> **Task item**
How many lines in the records below contain the word "image"? Answer with the number and nothing else.

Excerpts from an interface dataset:
^^^^^^^^

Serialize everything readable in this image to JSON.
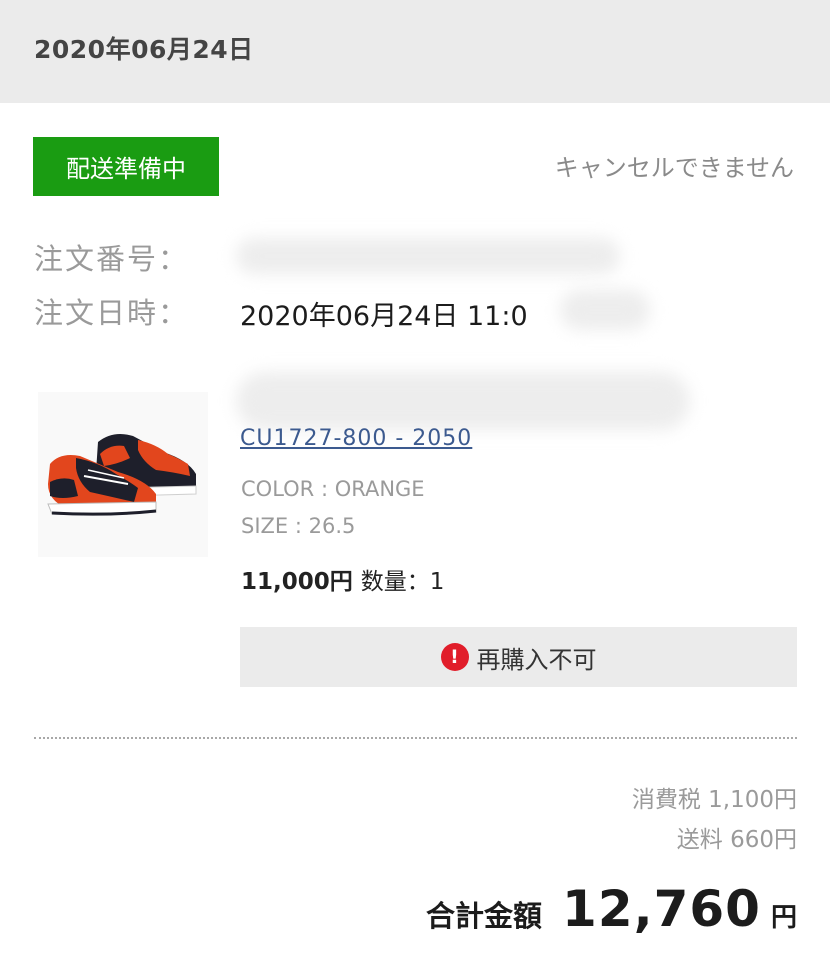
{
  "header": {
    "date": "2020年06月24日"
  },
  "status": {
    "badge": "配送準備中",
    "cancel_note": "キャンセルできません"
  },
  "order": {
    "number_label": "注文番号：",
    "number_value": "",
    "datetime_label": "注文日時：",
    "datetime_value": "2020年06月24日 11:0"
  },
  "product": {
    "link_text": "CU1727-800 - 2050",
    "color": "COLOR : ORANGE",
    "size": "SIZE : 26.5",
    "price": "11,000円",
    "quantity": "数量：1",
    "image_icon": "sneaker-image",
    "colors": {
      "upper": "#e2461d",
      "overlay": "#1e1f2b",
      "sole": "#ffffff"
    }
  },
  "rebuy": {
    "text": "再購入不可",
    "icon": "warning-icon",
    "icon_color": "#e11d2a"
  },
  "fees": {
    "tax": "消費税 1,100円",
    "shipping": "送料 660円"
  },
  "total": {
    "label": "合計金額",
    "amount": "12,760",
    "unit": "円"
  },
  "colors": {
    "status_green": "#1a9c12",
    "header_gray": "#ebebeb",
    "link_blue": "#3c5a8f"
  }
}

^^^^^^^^

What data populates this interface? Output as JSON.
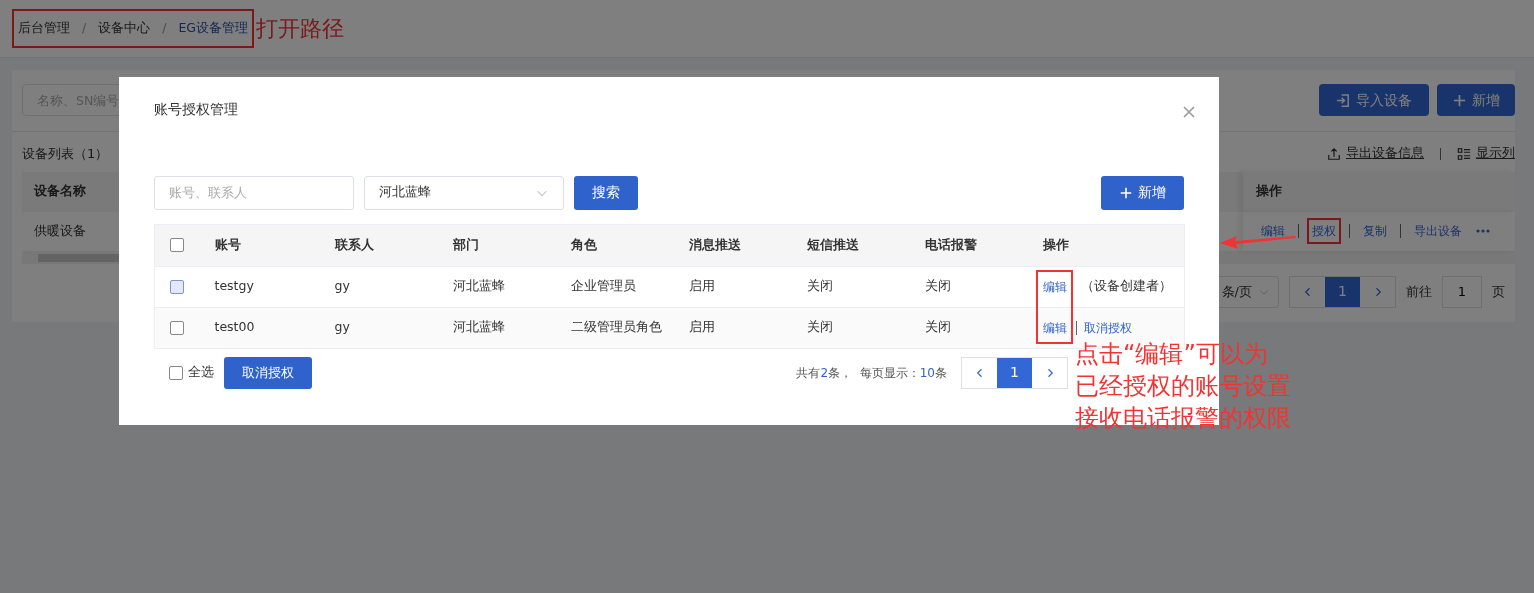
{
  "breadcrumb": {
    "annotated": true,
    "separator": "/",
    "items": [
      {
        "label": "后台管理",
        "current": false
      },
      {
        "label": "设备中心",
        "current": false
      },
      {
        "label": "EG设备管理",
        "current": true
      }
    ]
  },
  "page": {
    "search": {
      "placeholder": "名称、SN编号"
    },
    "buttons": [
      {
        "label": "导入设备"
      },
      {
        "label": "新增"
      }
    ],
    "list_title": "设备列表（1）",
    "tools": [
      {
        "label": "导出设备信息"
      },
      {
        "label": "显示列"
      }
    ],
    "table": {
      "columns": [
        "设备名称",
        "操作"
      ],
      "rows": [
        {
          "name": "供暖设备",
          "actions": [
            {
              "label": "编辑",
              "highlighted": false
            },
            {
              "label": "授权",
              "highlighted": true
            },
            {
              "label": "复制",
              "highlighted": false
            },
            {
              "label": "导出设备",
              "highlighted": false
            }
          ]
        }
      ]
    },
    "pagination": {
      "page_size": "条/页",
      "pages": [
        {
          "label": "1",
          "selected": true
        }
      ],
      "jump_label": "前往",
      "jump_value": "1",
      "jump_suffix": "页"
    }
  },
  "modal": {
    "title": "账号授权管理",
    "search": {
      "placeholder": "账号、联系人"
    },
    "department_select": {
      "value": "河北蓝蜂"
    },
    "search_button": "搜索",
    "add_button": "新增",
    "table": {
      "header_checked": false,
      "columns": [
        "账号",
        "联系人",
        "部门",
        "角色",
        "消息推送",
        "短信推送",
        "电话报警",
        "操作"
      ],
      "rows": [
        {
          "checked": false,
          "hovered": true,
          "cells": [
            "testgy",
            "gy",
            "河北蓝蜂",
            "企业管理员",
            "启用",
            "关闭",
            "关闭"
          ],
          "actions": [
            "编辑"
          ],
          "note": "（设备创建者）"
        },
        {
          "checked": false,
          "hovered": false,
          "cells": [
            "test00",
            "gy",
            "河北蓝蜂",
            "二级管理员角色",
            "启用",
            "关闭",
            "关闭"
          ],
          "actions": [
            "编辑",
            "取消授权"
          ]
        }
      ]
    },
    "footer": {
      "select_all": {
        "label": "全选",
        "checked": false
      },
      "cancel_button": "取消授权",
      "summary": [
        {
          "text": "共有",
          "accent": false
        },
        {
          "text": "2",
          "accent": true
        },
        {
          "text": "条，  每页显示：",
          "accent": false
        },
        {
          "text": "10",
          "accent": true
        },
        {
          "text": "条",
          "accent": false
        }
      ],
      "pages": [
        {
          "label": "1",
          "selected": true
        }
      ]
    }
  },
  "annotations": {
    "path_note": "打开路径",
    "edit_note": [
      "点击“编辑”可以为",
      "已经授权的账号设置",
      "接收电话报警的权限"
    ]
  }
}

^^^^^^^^

> **Result of this exercise**
2